Excerpted records: Begin

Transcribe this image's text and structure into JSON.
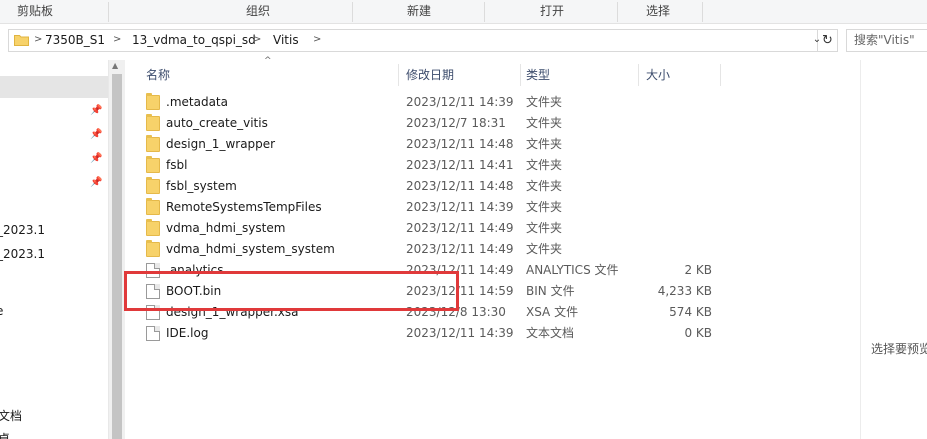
{
  "ribbon": {
    "groups": [
      "剪贴板",
      "组织",
      "新建",
      "打开",
      "选择"
    ]
  },
  "address": {
    "crumbs": [
      "7350B_S1",
      "13_vdma_to_qspi_sd",
      "Vitis"
    ],
    "search_placeholder": "搜索\"Vitis\""
  },
  "nav": {
    "items": [
      "_2023.1",
      "_2023.1",
      "e",
      "文档",
      "桌"
    ]
  },
  "columns": {
    "name": "名称",
    "date": "修改日期",
    "type": "类型",
    "size": "大小"
  },
  "files": [
    {
      "name": ".metadata",
      "date": "2023/12/11 14:39",
      "type": "文件夹",
      "size": "",
      "kind": "folder"
    },
    {
      "name": "auto_create_vitis",
      "date": "2023/12/7 18:31",
      "type": "文件夹",
      "size": "",
      "kind": "folder"
    },
    {
      "name": "design_1_wrapper",
      "date": "2023/12/11 14:48",
      "type": "文件夹",
      "size": "",
      "kind": "folder"
    },
    {
      "name": "fsbl",
      "date": "2023/12/11 14:41",
      "type": "文件夹",
      "size": "",
      "kind": "folder"
    },
    {
      "name": "fsbl_system",
      "date": "2023/12/11 14:48",
      "type": "文件夹",
      "size": "",
      "kind": "folder"
    },
    {
      "name": "RemoteSystemsTempFiles",
      "date": "2023/12/11 14:39",
      "type": "文件夹",
      "size": "",
      "kind": "folder"
    },
    {
      "name": "vdma_hdmi_system",
      "date": "2023/12/11 14:49",
      "type": "文件夹",
      "size": "",
      "kind": "folder"
    },
    {
      "name": "vdma_hdmi_system_system",
      "date": "2023/12/11 14:49",
      "type": "文件夹",
      "size": "",
      "kind": "folder"
    },
    {
      "name": ".analytics",
      "date": "2023/12/11 14:49",
      "type": "ANALYTICS 文件",
      "size": "2 KB",
      "kind": "file"
    },
    {
      "name": "BOOT.bin",
      "date": "2023/12/11 14:59",
      "type": "BIN 文件",
      "size": "4,233 KB",
      "kind": "file"
    },
    {
      "name": "design_1_wrapper.xsa",
      "date": "2023/12/8 13:30",
      "type": "XSA 文件",
      "size": "574 KB",
      "kind": "file"
    },
    {
      "name": "IDE.log",
      "date": "2023/12/11 14:39",
      "type": "文本文档",
      "size": "0 KB",
      "kind": "file"
    }
  ],
  "preview": {
    "text": "选择要预览"
  },
  "colors": {
    "highlight": "#e0393a",
    "folder": "#f7d26a"
  }
}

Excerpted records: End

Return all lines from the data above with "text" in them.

Transcribe this image's text and structure into JSON.
    "text": "选择要预览"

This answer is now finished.